Retype all the records below exactly as they are, with no image carried over.

•••

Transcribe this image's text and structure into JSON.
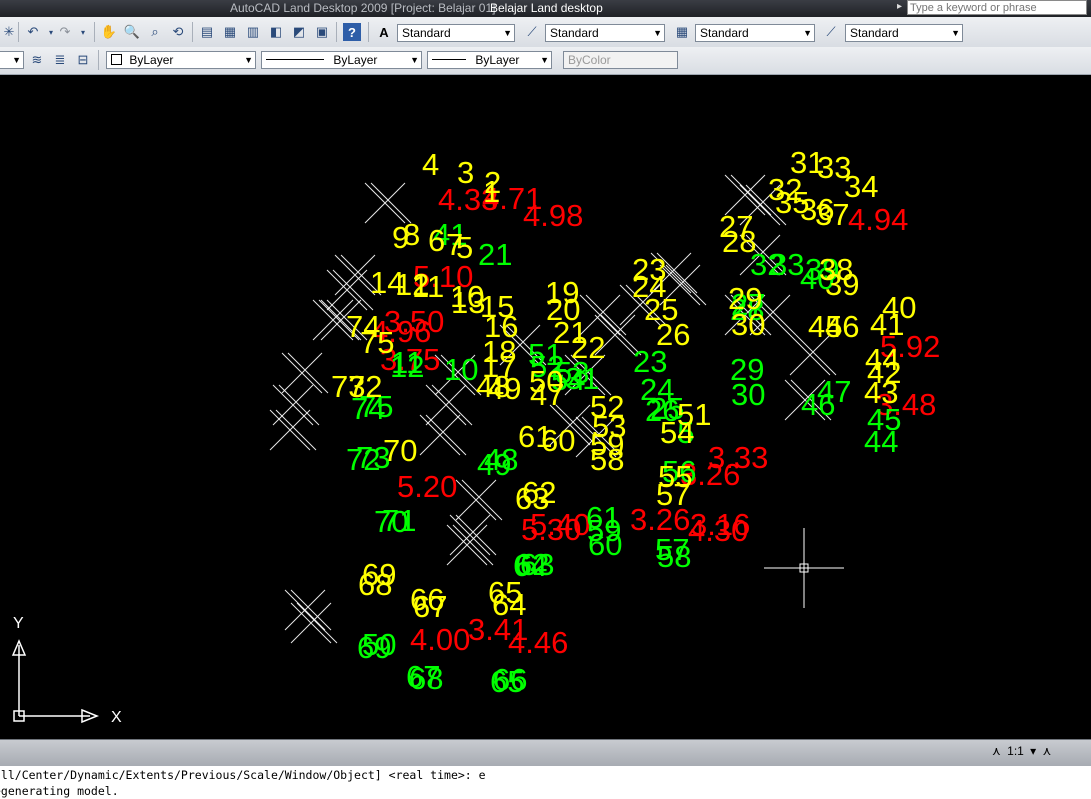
{
  "title_bar": {
    "app_title": "AutoCAD Land Desktop 2009 [Project: Belajar 01]",
    "document_title": "Belajar Land desktop"
  },
  "search": {
    "placeholder": "Type a keyword or phrase",
    "arrow_icon": "triangle-right-icon"
  },
  "toolbar1": {
    "icons": [
      "new-icon",
      "undo-icon",
      "undo-dropdown-icon",
      "redo-icon",
      "redo-dropdown-icon",
      "pan-icon",
      "zoom-realtime-icon",
      "zoom-window-icon",
      "zoom-previous-icon",
      "properties-icon",
      "design-center-icon",
      "tool-palettes-icon",
      "sheet-set-icon",
      "markup-icon",
      "calc-icon",
      "help-icon"
    ],
    "text_style_value": "Standard",
    "dim_style_value": "Standard",
    "table_style_value": "Standard",
    "multileader_style_value": "Standard"
  },
  "toolbar2": {
    "icons": [
      "layer-manager-icon",
      "layer-previous-icon",
      "layer-state-icon"
    ],
    "color_value": "ByLayer",
    "linetype_value": "ByLayer",
    "lineweight_value": "ByLayer",
    "plotstyle_value": "ByColor"
  },
  "drawing": {
    "background": "#000000",
    "colors": {
      "yellow": "#ffff00",
      "red": "#ff0000",
      "green": "#00ff00",
      "white": "#ffffff"
    },
    "point_labels": {
      "yellow": [
        "4",
        "3",
        "2",
        "1",
        "9",
        "8",
        "6",
        "7",
        "5",
        "14",
        "12",
        "11",
        "10",
        "19",
        "20",
        "15",
        "16",
        "21",
        "22",
        "18",
        "17",
        "74",
        "75",
        "73",
        "72",
        "13",
        "48",
        "49",
        "50",
        "70",
        "52",
        "53",
        "61",
        "60",
        "62",
        "63",
        "23",
        "24",
        "25",
        "26",
        "27",
        "28",
        "29",
        "30",
        "31",
        "32",
        "33",
        "34",
        "35",
        "36",
        "37",
        "38",
        "39",
        "40",
        "41",
        "42",
        "43",
        "44",
        "45",
        "46",
        "47",
        "51",
        "54",
        "55",
        "57",
        "58",
        "59",
        "64",
        "65",
        "66",
        "67",
        "68",
        "69"
      ],
      "green": [
        "41",
        "74",
        "75",
        "72",
        "73",
        "70",
        "71",
        "21",
        "11",
        "12",
        "10",
        "49",
        "48",
        "46",
        "47",
        "45",
        "44",
        "29",
        "30",
        "23",
        "24",
        "25",
        "26",
        "27",
        "28",
        "55",
        "56",
        "57",
        "58",
        "59",
        "60",
        "61",
        "62",
        "63",
        "64",
        "65",
        "66",
        "67",
        "68",
        "69",
        "50",
        "51",
        "52",
        "53",
        "54",
        "31",
        "32",
        "33",
        "40",
        "39"
      ],
      "red": [
        "4.33",
        "4.71",
        "4.98",
        "4.96",
        "3.41",
        "4.46",
        "4.00",
        "5.20",
        "5.30",
        "4.30",
        "3.33",
        "3.26",
        "3.16",
        "3.26",
        "5.10",
        "4.94",
        "5.40",
        "3.50",
        "5.92",
        "3.75",
        "3.48"
      ]
    },
    "ucs_x": "X",
    "ucs_y": "Y"
  },
  "status_bar": {
    "annotation_scale": "1:1",
    "annotation_scale_icon": "annotation-scale-icon",
    "dropdown_icon": "chevron-down-icon",
    "visibility_icon": "annotation-visibility-icon"
  },
  "command_line": {
    "line1": "all/Center/Dynamic/Extents/Previous/Scale/Window/Object] <real time>: e",
    "line2": "egenerating model."
  }
}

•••

_RESULT OF THE EXERCISE_:
Transcribe this image's text and structure into JSON.
{
  "title_bar": {
    "app_title": "AutoCAD Land Desktop 2009 [Project: Belajar 01]",
    "document_title": "Belajar Land desktop"
  },
  "search": {
    "placeholder": "Type a keyword or phrase",
    "arrow_icon": "triangle-right-icon"
  },
  "toolbar1": {
    "icons": [
      "new-icon",
      "undo-icon",
      "undo-dropdown-icon",
      "redo-icon",
      "redo-dropdown-icon",
      "pan-icon",
      "zoom-realtime-icon",
      "zoom-window-icon",
      "zoom-previous-icon",
      "properties-icon",
      "design-center-icon",
      "tool-palettes-icon",
      "sheet-set-icon",
      "markup-icon",
      "calc-icon",
      "help-icon"
    ],
    "text_style_value": "Standard",
    "dim_style_value": "Standard",
    "table_style_value": "Standard",
    "multileader_style_value": "Standard"
  },
  "toolbar2": {
    "icons": [
      "layer-manager-icon",
      "layer-previous-icon",
      "layer-state-icon"
    ],
    "color_value": "ByLayer",
    "linetype_value": "ByLayer",
    "lineweight_value": "ByLayer",
    "plotstyle_value": "ByColor"
  },
  "drawing": {
    "background": "#000000",
    "colors": {
      "yellow": "#ffff00",
      "red": "#ff0000",
      "green": "#00ff00",
      "white": "#ffffff"
    },
    "point_labels": {
      "yellow": [
        "4",
        "3",
        "2",
        "1",
        "9",
        "8",
        "6",
        "7",
        "5",
        "14",
        "12",
        "11",
        "10",
        "19",
        "20",
        "15",
        "16",
        "21",
        "22",
        "18",
        "17",
        "74",
        "75",
        "73",
        "72",
        "13",
        "48",
        "49",
        "50",
        "70",
        "52",
        "53",
        "61",
        "60",
        "62",
        "63",
        "23",
        "24",
        "25",
        "26",
        "27",
        "28",
        "29",
        "30",
        "31",
        "32",
        "33",
        "34",
        "35",
        "36",
        "37",
        "38",
        "39",
        "40",
        "41",
        "42",
        "43",
        "44",
        "45",
        "46",
        "47",
        "51",
        "54",
        "55",
        "57",
        "58",
        "59",
        "64",
        "65",
        "66",
        "67",
        "68",
        "69"
      ],
      "green": [
        "41",
        "74",
        "75",
        "72",
        "73",
        "70",
        "71",
        "21",
        "11",
        "12",
        "10",
        "49",
        "48",
        "46",
        "47",
        "45",
        "44",
        "29",
        "30",
        "23",
        "24",
        "25",
        "26",
        "27",
        "28",
        "55",
        "56",
        "57",
        "58",
        "59",
        "60",
        "61",
        "62",
        "63",
        "64",
        "65",
        "66",
        "67",
        "68",
        "69",
        "50",
        "51",
        "52",
        "53",
        "54",
        "31",
        "32",
        "33",
        "40",
        "39"
      ],
      "red": [
        "4.33",
        "4.71",
        "4.98",
        "4.96",
        "3.41",
        "4.46",
        "4.00",
        "5.20",
        "5.30",
        "4.30",
        "3.33",
        "3.26",
        "3.16",
        "3.26",
        "5.10",
        "4.94",
        "5.40",
        "3.50",
        "5.92",
        "3.75",
        "3.48"
      ]
    },
    "ucs_x": "X",
    "ucs_y": "Y"
  },
  "status_bar": {
    "annotation_scale": "1:1",
    "annotation_scale_icon": "annotation-scale-icon",
    "dropdown_icon": "chevron-down-icon",
    "visibility_icon": "annotation-visibility-icon"
  },
  "command_line": {
    "line1": "all/Center/Dynamic/Extents/Previous/Scale/Window/Object] <real time>: e",
    "line2": "egenerating model."
  }
}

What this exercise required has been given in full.